"Umm, the camera view is not omniscient.:

Yeah, that's why I said I was simplifying. If you look it it in terms of "ghost" placement, it's more related to omniscient than tight third - even if technically it's not. Both objective and omniscient are not really inside a particular person. It's just a matter of how much the ghost reports.

Same with first person narration - sometimes it's more self-aware than others. Sometimes that narrator is virtually omniscient. (Especially in something like P.G. Wodehouse, where the narrator is a raconteur.)

I know that the academic/literary divisions are different, but I find that being aware of where you are in a scene is more practical. (Especially when you realize that sometimes the writer really does put you in the bar, hearing about the story, rather than in the story.
Just to put a stick on the bonfire, here -- first person can be omniscient when the narrator makes clear that s/he is relating the story from a later POV, i.e., "When I look back on it now..." Versus real-time first person, which a lot of the P.I. stories are told in, where the narrator appears to be going thru the story in real time and has no benefit of hindsight. What would be the technical term for that difference, I wonder?
I think the technical term is "the frame." You frame the story from a future reference point. The narrator tells the story and at the end the writer either closes the frame from the narrators point of view, or just ends the story in the past.
Thats a good one
Great explanation, Camille. Among the things I like about tight third is the ability to show the reader how two (or more) characters may have different perceptions of the same thing, possibly (not always) making the reader unsure which is correct. It's also effective at letting the reader see a specific character is about to make a big mistake, or to foreshadow action, because the reader knows what Character A is about to do can be nothing but trouble in light of what Character B just did, though A is unaware of it. Lots of possibilities.
Tight third is very similar to first person. The view of the scene rarely strolls from the senses of the character, not even to describe, and never within the same scene.
I tend to like omniscient best when it's used in some sort of hard-boiled setting.

I think that works well too, because you get to use the vernacular. As in the classic Philip Marlowe PI serie.

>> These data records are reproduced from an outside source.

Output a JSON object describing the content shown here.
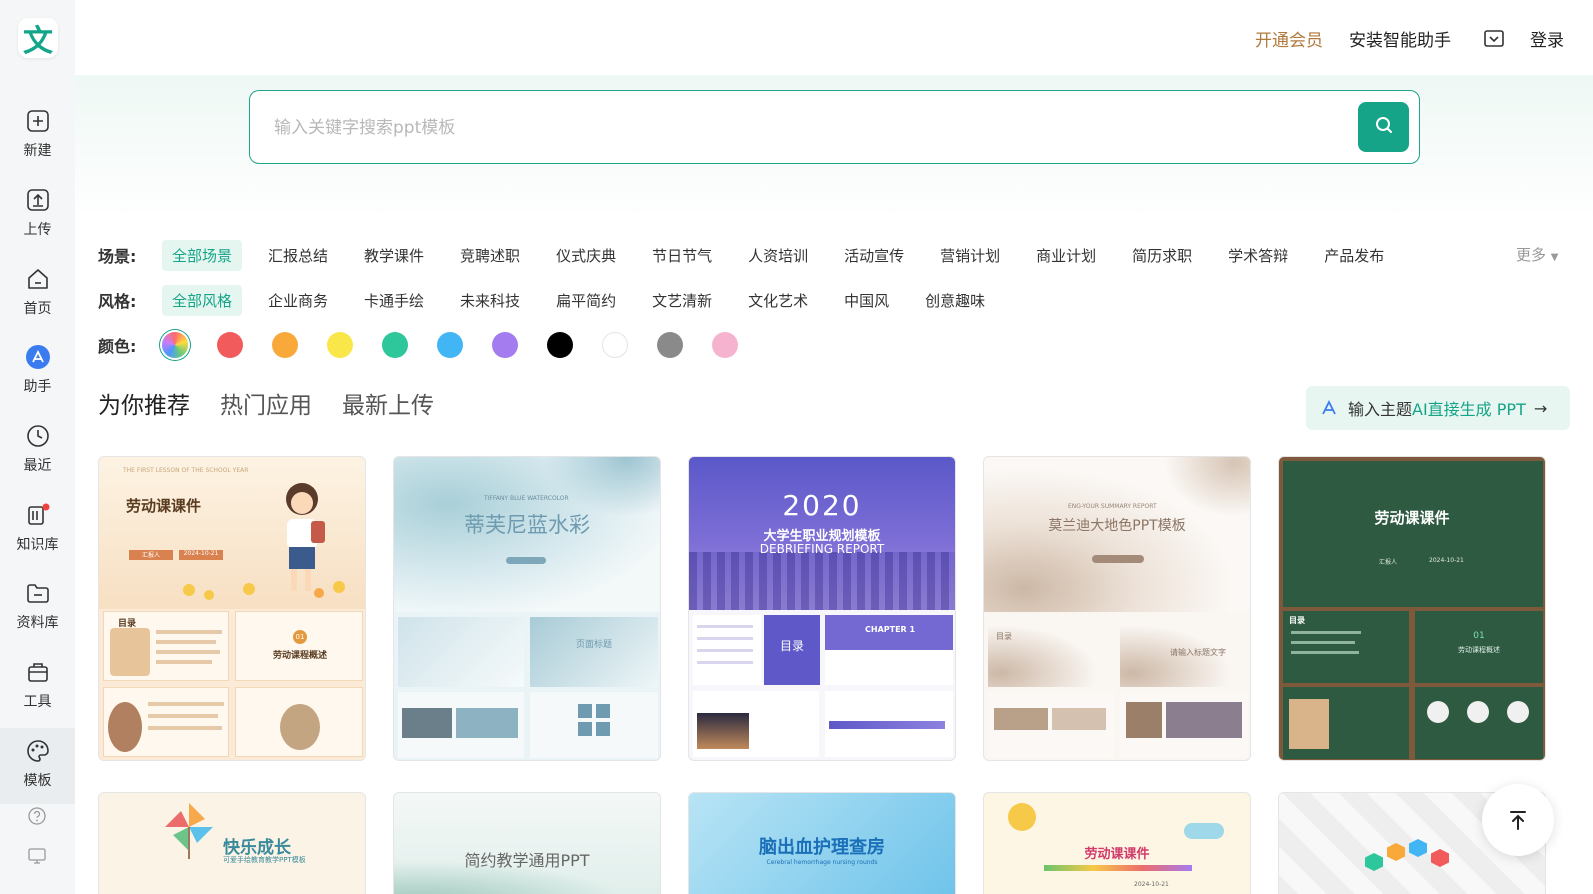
{
  "sidebar": {
    "logo": "文",
    "items": [
      {
        "label": "新建"
      },
      {
        "label": "上传"
      },
      {
        "label": "首页"
      },
      {
        "label": "助手"
      },
      {
        "label": "最近"
      },
      {
        "label": "知识库"
      },
      {
        "label": "资料库"
      },
      {
        "label": "工具"
      },
      {
        "label": "模板"
      }
    ],
    "help_icon": "question-icon",
    "device_icon": "monitor-icon"
  },
  "header": {
    "vip": "开通会员",
    "install": "安装智能助手",
    "login": "登录"
  },
  "search": {
    "placeholder": "输入关键字搜索ppt模板"
  },
  "filters": {
    "scene_label": "场景:",
    "scenes": [
      "全部场景",
      "汇报总结",
      "教学课件",
      "竞聘述职",
      "仪式庆典",
      "节日节气",
      "人资培训",
      "活动宣传",
      "营销计划",
      "商业计划",
      "简历求职",
      "学术答辩",
      "产品发布"
    ],
    "more": "更多",
    "style_label": "风格:",
    "styles": [
      "全部风格",
      "企业商务",
      "卡通手绘",
      "未来科技",
      "扁平简约",
      "文艺清新",
      "文化艺术",
      "中国风",
      "创意趣味"
    ],
    "color_label": "颜色:",
    "colors": [
      "all",
      "#f25b5b",
      "#f8a93a",
      "#f9e74a",
      "#2ec79b",
      "#42b6f5",
      "#a57cf0",
      "#000000",
      "#ffffff",
      "#8a8a8a",
      "#f6b3d0"
    ]
  },
  "tabs": [
    "为你推荐",
    "热门应用",
    "最新上传"
  ],
  "ai_button": {
    "prefix": "输入主题",
    "highlight": "AI直接生成 PPT"
  },
  "cards_row1": [
    {
      "title": "劳动课课件",
      "sub": "THE FIRST LESSON OF THE SCHOOL YEAR",
      "toc": "目录",
      "sec": "劳动课程概述",
      "num": "01",
      "meta1": "汇报人",
      "meta2": "2024-10-21"
    },
    {
      "title": "蒂芙尼蓝水彩",
      "sub": "TIFFANY BLUE WATERCOLOR",
      "sec": "页面标题"
    },
    {
      "title": "2020",
      "sub1": "大学生职业规划模板",
      "sub2": "DEBRIEFING REPORT",
      "toc": "目录",
      "chapter": "CHAPTER 1"
    },
    {
      "title": "莫兰迪大地色PPT模板",
      "sub": "ENG-YOUR SUMMARY REPORT",
      "toc": "目录",
      "sec": "请输入标题文字"
    },
    {
      "title": "劳动课课件",
      "meta1": "汇报人",
      "meta2": "2024-10-21",
      "toc": "目录",
      "num": "01",
      "sec": "劳动课程概述"
    }
  ],
  "cards_row2": [
    {
      "title": "快乐成长",
      "sub": "可爱手绘教育教学PPT模板"
    },
    {
      "title": "简约教学通用PPT"
    },
    {
      "title": "脑出血护理查房",
      "sub": "Cerebral hemorrhage nursing rounds"
    },
    {
      "title": "劳动课课件",
      "meta": "2024-10-21"
    },
    {
      "title": ""
    }
  ]
}
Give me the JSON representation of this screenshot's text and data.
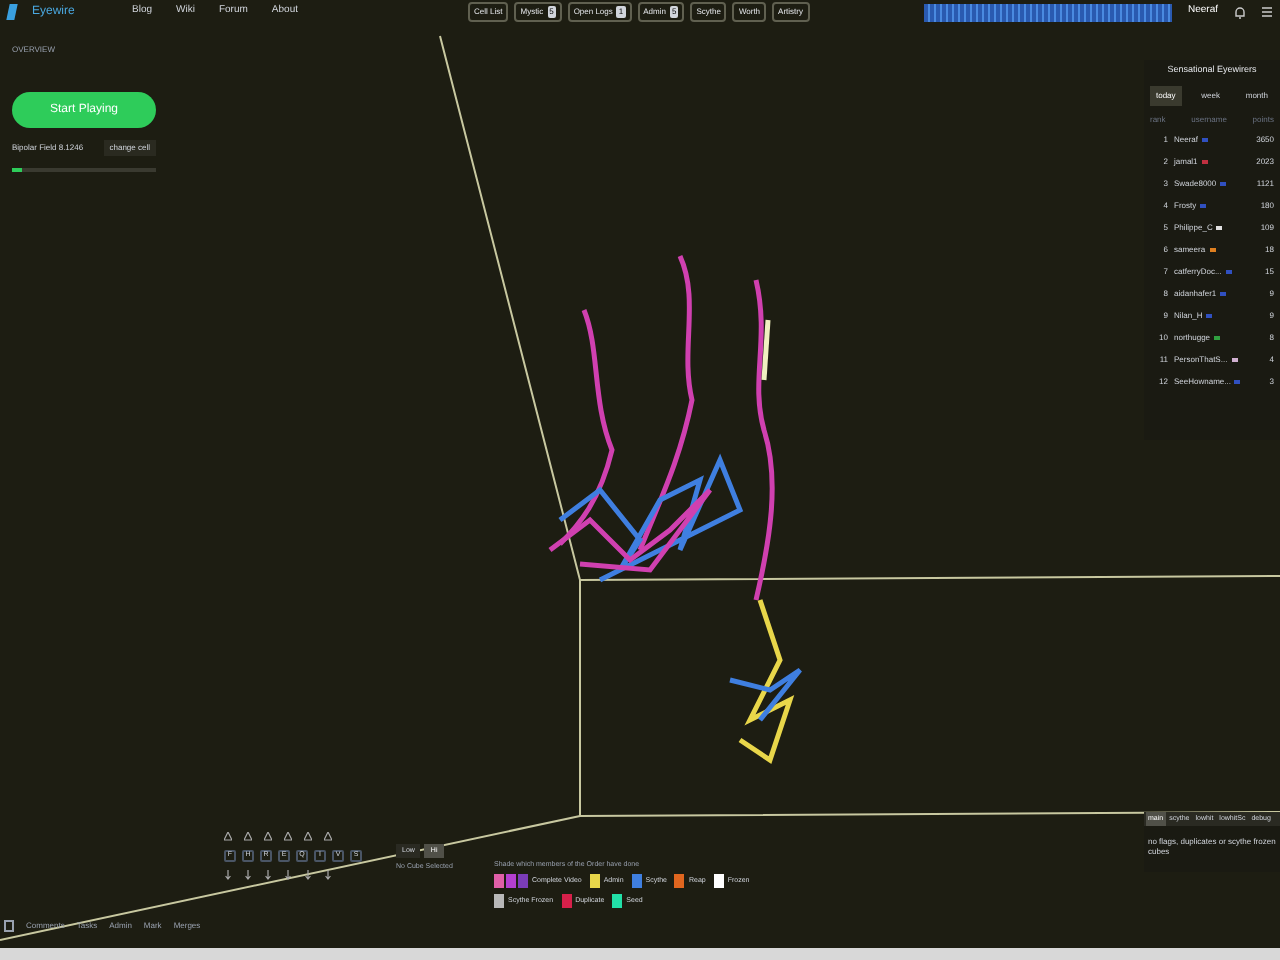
{
  "nav": {
    "logo": "Eyewire",
    "links": [
      "Blog",
      "Wiki",
      "Forum",
      "About"
    ]
  },
  "toolbar": [
    {
      "label": "Cell List"
    },
    {
      "label": "Mystic",
      "badge": "5"
    },
    {
      "label": "Open Logs",
      "badge": "1"
    },
    {
      "label": "Admin",
      "badge": "5"
    },
    {
      "label": "Scythe"
    },
    {
      "label": "Worth"
    },
    {
      "label": "Artistry"
    }
  ],
  "user": {
    "name": "Neeraf"
  },
  "overview": {
    "heading": "OVERVIEW",
    "play_button": "Start Playing",
    "cell": "Bipolar Field 8.1246",
    "change": "change cell",
    "level": 0.07
  },
  "leaderboard": {
    "title": "Sensational Eyewirers",
    "tabs": [
      {
        "label": "today",
        "selected": true
      },
      {
        "label": "week",
        "selected": false
      },
      {
        "label": "month",
        "selected": false
      }
    ],
    "columns": [
      "rank",
      "username",
      "points"
    ],
    "rows": [
      [
        "1",
        "Neeraf",
        "3650"
      ],
      [
        "2",
        "jamal1",
        "2023"
      ],
      [
        "3",
        "Swade8000",
        "1121"
      ],
      [
        "4",
        "Frosty",
        "180"
      ],
      [
        "5",
        "Philippe_C",
        "109"
      ],
      [
        "6",
        "sameera",
        "18"
      ],
      [
        "7",
        "catferryDoc...",
        "15"
      ],
      [
        "8",
        "aidanhafer1",
        "9"
      ],
      [
        "9",
        "Nilan_H",
        "9"
      ],
      [
        "10",
        "northugge",
        "8"
      ],
      [
        "11",
        "PersonThatS...",
        "4"
      ],
      [
        "12",
        "SeeHowname...",
        "3"
      ]
    ]
  },
  "controls": {
    "keys": [
      "F",
      "H",
      "R",
      "E",
      "Q",
      "I",
      "V",
      "S"
    ],
    "quality": [
      {
        "label": "Low",
        "selected": false
      },
      {
        "label": "Hi",
        "selected": true
      }
    ],
    "status": "No Cube Selected"
  },
  "legend": {
    "caption": "Shade which members of the Order have done",
    "items": [
      {
        "label": "Complete Video",
        "swatches": [
          {
            "color": "#e05fa8"
          },
          {
            "color": "#b43fd0"
          },
          {
            "color": "#7a3cb8"
          }
        ]
      },
      {
        "label": "Admin",
        "swatches": [
          {
            "color": "#e8d64a"
          }
        ]
      },
      {
        "label": "Scythe",
        "swatches": [
          {
            "color": "#3f7fe0"
          }
        ]
      },
      {
        "label": "Reap",
        "swatches": [
          {
            "color": "#e0661f"
          }
        ]
      },
      {
        "label": "Frozen",
        "swatches": [
          {
            "color": "#ffffff"
          }
        ]
      },
      {
        "label": "Scythe Frozen",
        "swatches": [
          {
            "color": "#b8b8b8"
          }
        ]
      },
      {
        "label": "Duplicate",
        "swatches": [
          {
            "color": "#d6204a"
          }
        ]
      },
      {
        "label": "Seed",
        "swatches": [
          {
            "color": "#22e0a8"
          }
        ]
      }
    ]
  },
  "flags": {
    "tabs": [
      {
        "label": "main",
        "selected": true
      },
      {
        "label": "scythe",
        "selected": false
      },
      {
        "label": "lowhit",
        "selected": false
      },
      {
        "label": "lowhitSc",
        "selected": false
      },
      {
        "label": "debug",
        "selected": false
      }
    ],
    "message": "no flags, duplicates or scythe frozen cubes"
  },
  "chat": {
    "tabs": [
      "Comments",
      "Tasks",
      "Admin",
      "Mark",
      "Merges"
    ]
  }
}
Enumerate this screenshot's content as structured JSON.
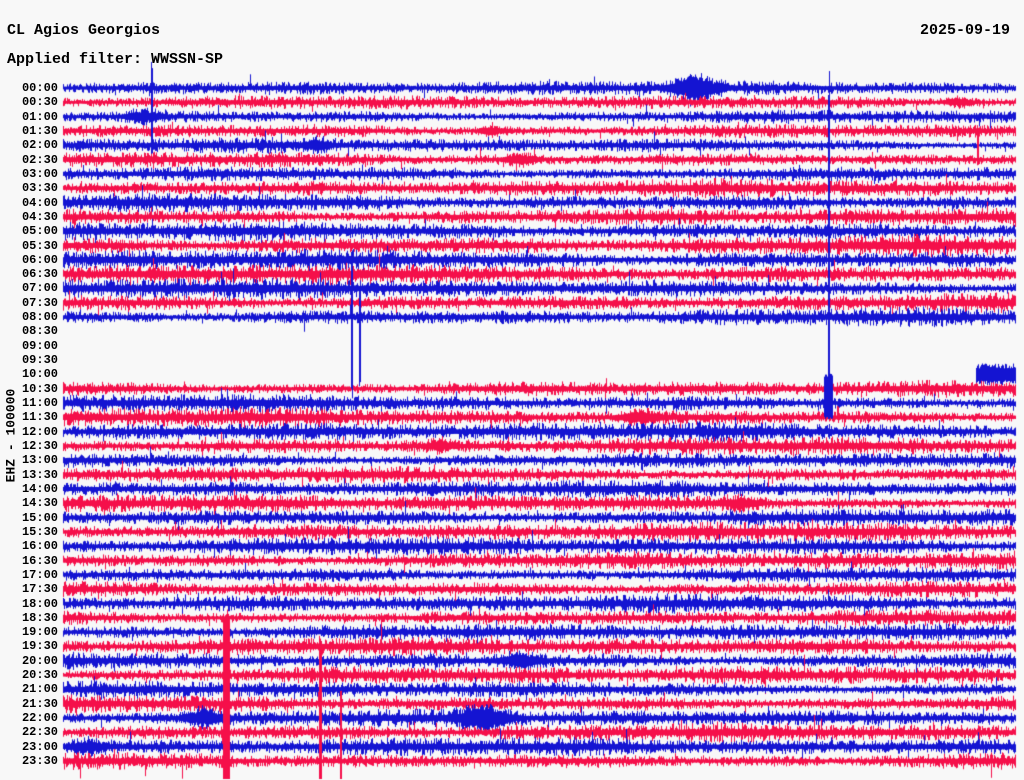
{
  "header": {
    "station": "CL Agios Georgios",
    "date": "2025-09-19",
    "filter": "Applied filter: WWSSN-SP"
  },
  "y_axis": {
    "scale_label": "EHZ - 100000"
  },
  "chart_data": {
    "type": "line",
    "subtype": "helicorder-day-plot",
    "title": "CL Agios Georgios",
    "date": "2025-09-19",
    "filter": "WWSSN-SP",
    "channel": "EHZ",
    "scale_value": "100000",
    "row_interval_min": 30,
    "legend_position": "none",
    "grid": false,
    "colors": {
      "even_row": "#1414d2",
      "odd_row": "#f50f4a",
      "background": "#f8f8f8",
      "text": "#000000"
    },
    "data_gap": {
      "start": "08:19",
      "end": "10:29"
    },
    "rows": [
      {
        "t": "00:00",
        "amp": 7.0,
        "seg": [
          [
            0,
            1
          ]
        ]
      },
      {
        "t": "00:30",
        "amp": 6.5,
        "seg": [
          [
            0,
            1
          ]
        ]
      },
      {
        "t": "01:00",
        "amp": 7.0,
        "seg": [
          [
            0,
            1
          ]
        ]
      },
      {
        "t": "01:30",
        "amp": 7.5,
        "seg": [
          [
            0,
            1
          ]
        ]
      },
      {
        "t": "02:00",
        "amp": 7.0,
        "seg": [
          [
            0,
            1
          ]
        ]
      },
      {
        "t": "02:30",
        "amp": 7.5,
        "seg": [
          [
            0,
            1
          ]
        ]
      },
      {
        "t": "03:00",
        "amp": 8.0,
        "seg": [
          [
            0,
            1
          ]
        ]
      },
      {
        "t": "03:30",
        "amp": 8.5,
        "seg": [
          [
            0,
            1
          ]
        ]
      },
      {
        "t": "04:00",
        "amp": 9.0,
        "seg": [
          [
            0,
            1
          ]
        ]
      },
      {
        "t": "04:30",
        "amp": 9.0,
        "seg": [
          [
            0,
            1
          ]
        ]
      },
      {
        "t": "05:00",
        "amp": 9.5,
        "seg": [
          [
            0,
            1
          ]
        ]
      },
      {
        "t": "05:30",
        "amp": 10.0,
        "seg": [
          [
            0,
            1
          ]
        ]
      },
      {
        "t": "06:00",
        "amp": 10.0,
        "seg": [
          [
            0,
            1
          ]
        ]
      },
      {
        "t": "06:30",
        "amp": 10.0,
        "seg": [
          [
            0,
            1
          ]
        ]
      },
      {
        "t": "07:00",
        "amp": 9.5,
        "seg": [
          [
            0,
            1
          ]
        ]
      },
      {
        "t": "07:30",
        "amp": 9.0,
        "seg": [
          [
            0,
            1
          ]
        ]
      },
      {
        "t": "08:00",
        "amp": 8.5,
        "seg": [
          [
            0,
            1
          ]
        ]
      },
      {
        "t": "08:30",
        "amp": 0,
        "seg": []
      },
      {
        "t": "09:00",
        "amp": 0,
        "seg": []
      },
      {
        "t": "09:30",
        "amp": 0,
        "seg": []
      },
      {
        "t": "10:00",
        "amp": 11.0,
        "seg": [
          [
            0.958,
            1
          ]
        ],
        "solid": true
      },
      {
        "t": "10:30",
        "amp": 8.0,
        "seg": [
          [
            0,
            1
          ]
        ]
      },
      {
        "t": "11:00",
        "amp": 8.5,
        "seg": [
          [
            0,
            1
          ]
        ]
      },
      {
        "t": "11:30",
        "amp": 9.0,
        "seg": [
          [
            0,
            1
          ]
        ]
      },
      {
        "t": "12:00",
        "amp": 9.0,
        "seg": [
          [
            0,
            1
          ]
        ]
      },
      {
        "t": "12:30",
        "amp": 8.5,
        "seg": [
          [
            0,
            1
          ]
        ]
      },
      {
        "t": "13:00",
        "amp": 8.0,
        "seg": [
          [
            0,
            1
          ]
        ]
      },
      {
        "t": "13:30",
        "amp": 8.0,
        "seg": [
          [
            0,
            1
          ]
        ]
      },
      {
        "t": "14:00",
        "amp": 8.0,
        "seg": [
          [
            0,
            1
          ]
        ]
      },
      {
        "t": "14:30",
        "amp": 8.5,
        "seg": [
          [
            0,
            1
          ]
        ]
      },
      {
        "t": "15:00",
        "amp": 9.0,
        "seg": [
          [
            0,
            1
          ]
        ]
      },
      {
        "t": "15:30",
        "amp": 9.0,
        "seg": [
          [
            0,
            1
          ]
        ]
      },
      {
        "t": "16:00",
        "amp": 8.5,
        "seg": [
          [
            0,
            1
          ]
        ]
      },
      {
        "t": "16:30",
        "amp": 8.5,
        "seg": [
          [
            0,
            1
          ]
        ]
      },
      {
        "t": "17:00",
        "amp": 8.0,
        "seg": [
          [
            0,
            1
          ]
        ]
      },
      {
        "t": "17:30",
        "amp": 8.5,
        "seg": [
          [
            0,
            1
          ]
        ]
      },
      {
        "t": "18:00",
        "amp": 8.5,
        "seg": [
          [
            0,
            1
          ]
        ]
      },
      {
        "t": "18:30",
        "amp": 8.0,
        "seg": [
          [
            0,
            1
          ]
        ]
      },
      {
        "t": "19:00",
        "amp": 8.0,
        "seg": [
          [
            0,
            1
          ]
        ]
      },
      {
        "t": "19:30",
        "amp": 8.5,
        "seg": [
          [
            0,
            1
          ]
        ]
      },
      {
        "t": "20:00",
        "amp": 8.5,
        "seg": [
          [
            0,
            1
          ]
        ]
      },
      {
        "t": "20:30",
        "amp": 8.5,
        "seg": [
          [
            0,
            1
          ]
        ]
      },
      {
        "t": "21:00",
        "amp": 8.0,
        "seg": [
          [
            0,
            1
          ]
        ]
      },
      {
        "t": "21:30",
        "amp": 8.5,
        "seg": [
          [
            0,
            1
          ]
        ]
      },
      {
        "t": "22:00",
        "amp": 8.0,
        "seg": [
          [
            0,
            1
          ]
        ]
      },
      {
        "t": "22:30",
        "amp": 8.5,
        "seg": [
          [
            0,
            1
          ]
        ]
      },
      {
        "t": "23:00",
        "amp": 8.5,
        "seg": [
          [
            0,
            1
          ]
        ]
      },
      {
        "t": "23:30",
        "amp": 8.5,
        "seg": [
          [
            0,
            1
          ]
        ]
      }
    ],
    "bursts": [
      {
        "row": "00:00",
        "minute": 19.9,
        "amp": 2.6,
        "width": 1.2
      },
      {
        "row": "00:30",
        "minute": 28.2,
        "amp": 1.6,
        "width": 0.8
      },
      {
        "row": "01:00",
        "minute": 2.5,
        "amp": 1.8,
        "width": 1.0
      },
      {
        "row": "01:30",
        "minute": 13.5,
        "amp": 1.5,
        "width": 0.8
      },
      {
        "row": "02:00",
        "minute": 8.0,
        "amp": 1.5,
        "width": 0.8
      },
      {
        "row": "02:30",
        "minute": 14.4,
        "amp": 1.6,
        "width": 0.9
      },
      {
        "row": "11:30",
        "minute": 18.2,
        "amp": 1.6,
        "width": 1.0
      },
      {
        "row": "12:30",
        "minute": 11.9,
        "amp": 1.5,
        "width": 0.8
      },
      {
        "row": "14:30",
        "minute": 21.3,
        "amp": 1.6,
        "width": 1.0
      },
      {
        "row": "20:00",
        "minute": 14.4,
        "amp": 1.7,
        "width": 1.2
      },
      {
        "row": "22:00",
        "minute": 4.4,
        "amp": 1.9,
        "width": 1.0
      },
      {
        "row": "22:00",
        "minute": 13.2,
        "amp": 2.4,
        "width": 1.4
      },
      {
        "row": "23:00",
        "minute": 0.8,
        "amp": 1.6,
        "width": 1.0
      }
    ],
    "spikes": [
      {
        "row": "02:00",
        "minute": 2.8,
        "up": 88,
        "down": 9,
        "w": 2
      },
      {
        "row": "02:30",
        "minute": 28.8,
        "up": 30,
        "down": 6,
        "w": 2
      },
      {
        "row": "08:00",
        "minute": 9.1,
        "up": 72,
        "down": 83,
        "w": 2
      },
      {
        "row": "08:00",
        "minute": 9.35,
        "up": 28,
        "down": 75,
        "w": 2
      },
      {
        "row": "11:00",
        "minute": 24.1,
        "up": 350,
        "down": 16,
        "w": 2
      },
      {
        "row": "11:00",
        "minute": 24.1,
        "up": 30,
        "down": 16,
        "w": 9
      },
      {
        "row": "21:30",
        "minute": 5.15,
        "up": 95,
        "down": 90,
        "w": 7
      },
      {
        "row": "21:30",
        "minute": 8.1,
        "up": 68,
        "down": 90,
        "w": 3
      },
      {
        "row": "22:30",
        "minute": 8.75,
        "up": 45,
        "down": 55,
        "w": 2
      }
    ]
  }
}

How else could Chandler have pulled off a line like...."a dark shadow fell across my chop suey." :) (I think it's OK to quote once the copyright has expired)! And I think I got that right---more or less.

RSS

CrimeSpace Google Search

© 2020   Created by Daniel Hatadi.   Powered by

Badges  |  Report an Issue  |  Terms of Service